+++ DATA PROVIDED

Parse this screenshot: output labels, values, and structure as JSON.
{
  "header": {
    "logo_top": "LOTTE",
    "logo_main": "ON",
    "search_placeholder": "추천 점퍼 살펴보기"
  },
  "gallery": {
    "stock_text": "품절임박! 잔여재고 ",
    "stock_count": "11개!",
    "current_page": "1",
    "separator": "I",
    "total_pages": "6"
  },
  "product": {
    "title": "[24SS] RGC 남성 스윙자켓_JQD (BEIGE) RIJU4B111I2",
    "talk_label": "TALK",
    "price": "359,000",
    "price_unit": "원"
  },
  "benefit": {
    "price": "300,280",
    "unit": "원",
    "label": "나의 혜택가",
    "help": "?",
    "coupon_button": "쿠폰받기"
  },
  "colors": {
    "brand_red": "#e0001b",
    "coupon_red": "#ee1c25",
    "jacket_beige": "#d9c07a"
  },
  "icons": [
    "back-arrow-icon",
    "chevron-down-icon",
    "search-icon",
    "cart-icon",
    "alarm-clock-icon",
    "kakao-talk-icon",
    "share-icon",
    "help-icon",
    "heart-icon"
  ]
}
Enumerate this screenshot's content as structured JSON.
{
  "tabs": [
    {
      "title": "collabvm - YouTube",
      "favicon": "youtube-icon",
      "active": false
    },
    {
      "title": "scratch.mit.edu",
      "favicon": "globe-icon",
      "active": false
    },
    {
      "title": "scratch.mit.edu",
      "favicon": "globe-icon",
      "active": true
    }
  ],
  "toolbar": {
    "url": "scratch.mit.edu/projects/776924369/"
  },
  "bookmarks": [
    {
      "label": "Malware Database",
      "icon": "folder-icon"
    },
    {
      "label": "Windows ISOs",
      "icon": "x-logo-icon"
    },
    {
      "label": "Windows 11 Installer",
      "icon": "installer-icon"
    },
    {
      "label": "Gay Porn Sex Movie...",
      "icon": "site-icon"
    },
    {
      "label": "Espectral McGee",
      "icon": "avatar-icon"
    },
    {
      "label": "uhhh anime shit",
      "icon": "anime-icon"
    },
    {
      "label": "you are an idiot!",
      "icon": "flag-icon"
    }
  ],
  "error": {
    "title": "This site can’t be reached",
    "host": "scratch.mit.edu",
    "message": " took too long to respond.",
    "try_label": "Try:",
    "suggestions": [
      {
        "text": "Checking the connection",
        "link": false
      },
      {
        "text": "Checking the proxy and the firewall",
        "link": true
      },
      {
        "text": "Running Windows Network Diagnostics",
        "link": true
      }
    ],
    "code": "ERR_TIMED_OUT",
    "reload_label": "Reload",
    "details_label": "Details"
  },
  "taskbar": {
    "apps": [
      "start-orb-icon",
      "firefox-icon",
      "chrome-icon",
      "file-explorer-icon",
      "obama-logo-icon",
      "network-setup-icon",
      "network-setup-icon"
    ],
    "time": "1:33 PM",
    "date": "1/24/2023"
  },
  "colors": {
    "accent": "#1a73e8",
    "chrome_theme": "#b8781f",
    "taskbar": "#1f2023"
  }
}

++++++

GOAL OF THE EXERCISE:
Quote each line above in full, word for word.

RESPONSE AREA:
Parse this screenshot: output labels, values, and structure as JSON.
{
  "header": {
    "logo_top": "LOTTE",
    "logo_main": "ON",
    "search_placeholder": "추천 점퍼 살펴보기"
  },
  "gallery": {
    "stock_text": "품절임박! 잔여재고 ",
    "stock_count": "11개!",
    "current_page": "1",
    "separator": "I",
    "total_pages": "6"
  },
  "product": {
    "title": "[24SS] RGC 남성 스윙자켓_JQD (BEIGE) RIJU4B111I2",
    "talk_label": "TALK",
    "price": "359,000",
    "price_unit": "원"
  },
  "benefit": {
    "price": "300,280",
    "unit": "원",
    "label": "나의 혜택가",
    "help": "?",
    "coupon_button": "쿠폰받기"
  },
  "colors": {
    "brand_red": "#e0001b",
    "coupon_red": "#ee1c25",
    "jacket_beige": "#d9c07a"
  },
  "icons": [
    "back-arrow-icon",
    "chevron-down-icon",
    "search-icon",
    "cart-icon",
    "alarm-clock-icon",
    "kakao-talk-icon",
    "share-icon",
    "help-icon",
    "heart-icon"
  ]
}
Enumerate this screenshot's content as structured JSON.
{
  "tabs": [
    {
      "title": "collabvm - YouTube",
      "favicon": "youtube-icon",
      "active": false
    },
    {
      "title": "scratch.mit.edu",
      "favicon": "globe-icon",
      "active": false
    },
    {
      "title": "scratch.mit.edu",
      "favicon": "globe-icon",
      "active": true
    }
  ],
  "toolbar": {
    "url": "scratch.mit.edu/projects/776924369/"
  },
  "bookmarks": [
    {
      "label": "Malware Database",
      "icon": "folder-icon"
    },
    {
      "label": "Windows ISOs",
      "icon": "x-logo-icon"
    },
    {
      "label": "Windows 11 Installer",
      "icon": "installer-icon"
    },
    {
      "label": "Gay Porn Sex Movie...",
      "icon": "site-icon"
    },
    {
      "label": "Espectral McGee",
      "icon": "avatar-icon"
    },
    {
      "label": "uhhh anime shit",
      "icon": "anime-icon"
    },
    {
      "label": "you are an idiot!",
      "icon": "flag-icon"
    }
  ],
  "error": {
    "title": "This site can’t be reached",
    "host": "scratch.mit.edu",
    "message": " took too long to respond.",
    "try_label": "Try:",
    "suggestions": [
      {
        "text": "Checking the connection",
        "link": false
      },
      {
        "text": "Checking the proxy and the firewall",
        "link": true
      },
      {
        "text": "Running Windows Network Diagnostics",
        "link": true
      }
    ],
    "code": "ERR_TIMED_OUT",
    "reload_label": "Reload",
    "details_label": "Details"
  },
  "taskbar": {
    "apps": [
      "start-orb-icon",
      "firefox-icon",
      "chrome-icon",
      "file-explorer-icon",
      "obama-logo-icon",
      "network-setup-icon",
      "network-setup-icon"
    ],
    "time": "1:33 PM",
    "date": "1/24/2023"
  },
  "colors": {
    "accent": "#1a73e8",
    "chrome_theme": "#b8781f",
    "taskbar": "#1f2023"
  }
}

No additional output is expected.